  4. The mousetrap may be attached to the car by tape (try not to use excessive amounts of tape; all tape should be removed from the Lego parts before leaving).
  5. Load the mousetrap by winding the string around the drive axle.
  6. Once the design is ready, position the vehicle behind the starting line and release it.
  7. Once the vehicle comes to a stop, the current distance may be kept or quick modifications may be made and additional trials attempted. Each design is allowed up to three trials if time permits.
  8. Before leaving the room, the mousetrap car must be disassembled and all tape must be removed from the Lego parts.


Individual Lab Report

Follow the lab report guidelines laid out in the page called Specifications for Writing Your Lab Reports in the Technical Communication section of this manual. The following discussion points should be addressed in the appropriate section of the lab report:

  • Discuss the advantages and disadvantages of the design.
  • Discuss the characteristics of the design that won the competition.
  • Include spreadsheet with every team's results. Describe the results and talk about other designs in the class.

Extra credit will be awarded to the winner of the competition as described in the EG1003 Grading Policy. Make sure to get the sketch of the design signed by the TA. Get a photo of the design and attach it to the lab report.

Remember: Lab notes must be taken. Experimental details are easily forgotten unless written down. EG1004 Lab Notes Paper can be downloaded and printed from the EG1004 Website. Use the lab notes to write the Procedure section of the lab report. At the end of each lab, a TA will scan the lab notes and upload them to the Lab Documents section of the EG1004 Website. One point of extra credit is awarded if the lab notes are attached at the end of the lab report. Keeping careful notes is an essential component of all scientific practice.

PowerPoint Presentation (EGED I Only)

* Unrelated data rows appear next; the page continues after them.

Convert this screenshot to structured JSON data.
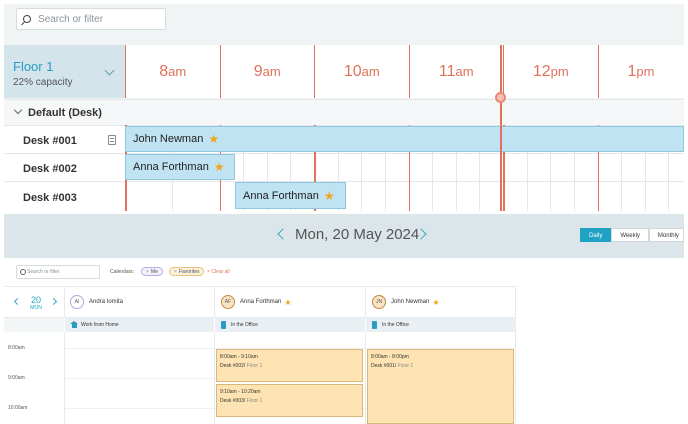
{
  "top": {
    "search_placeholder": "Search or filter",
    "floor": {
      "name": "Floor 1",
      "capacity": "22% capacity"
    },
    "hours": [
      {
        "num": "8",
        "suffix": "am"
      },
      {
        "num": "9",
        "suffix": "am"
      },
      {
        "num": "10",
        "suffix": "am"
      },
      {
        "num": "11",
        "suffix": "am"
      },
      {
        "num": "12",
        "suffix": "pm"
      },
      {
        "num": "1",
        "suffix": "pm"
      }
    ],
    "group": "Default (Desk)",
    "desks": [
      "Desk #001",
      "Desk #002",
      "Desk #003"
    ],
    "bookings": [
      "John Newman",
      "Anna Forthman",
      "Anna Forthman"
    ]
  },
  "calendar": {
    "date": "Mon, 20 May 2024",
    "views": [
      "Daily",
      "Weekly",
      "Monthly"
    ],
    "search_placeholder": "Search or filter",
    "calendars_label": "Calendars:",
    "chips": [
      "Me",
      "Favorites"
    ],
    "clear_all": "Clear all",
    "day": {
      "num": "20",
      "name": "MON"
    },
    "people": [
      {
        "initials": "AI",
        "name": "Andra Iomita",
        "status": "Work from Home"
      },
      {
        "initials": "AF",
        "name": "Anna Forthman",
        "status": "In the Office"
      },
      {
        "initials": "JN",
        "name": "John Newman",
        "status": "In the Office"
      }
    ],
    "times": [
      "8:00am",
      "9:00am",
      "10:00am"
    ],
    "events": [
      {
        "time": "8:00am - 9:10am",
        "desk": "Desk #002/",
        "floor": " Floor 1"
      },
      {
        "time": "9:10am - 10:20am",
        "desk": "Desk #003/",
        "floor": " Floor 1"
      },
      {
        "time": "8:00am - 8:00pm",
        "desk": "Desk #001/",
        "floor": " Floor 1"
      }
    ]
  },
  "colors": {
    "accent": "#1fa2c4",
    "hour_line": "#e0715a",
    "booking": "#bfe3f3",
    "event": "#ffe4b3"
  }
}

Follow the presentation guidelines laid out in the page called EG1003 Lab Presentation Format in the Introduction to Technical Presentations section of this manual.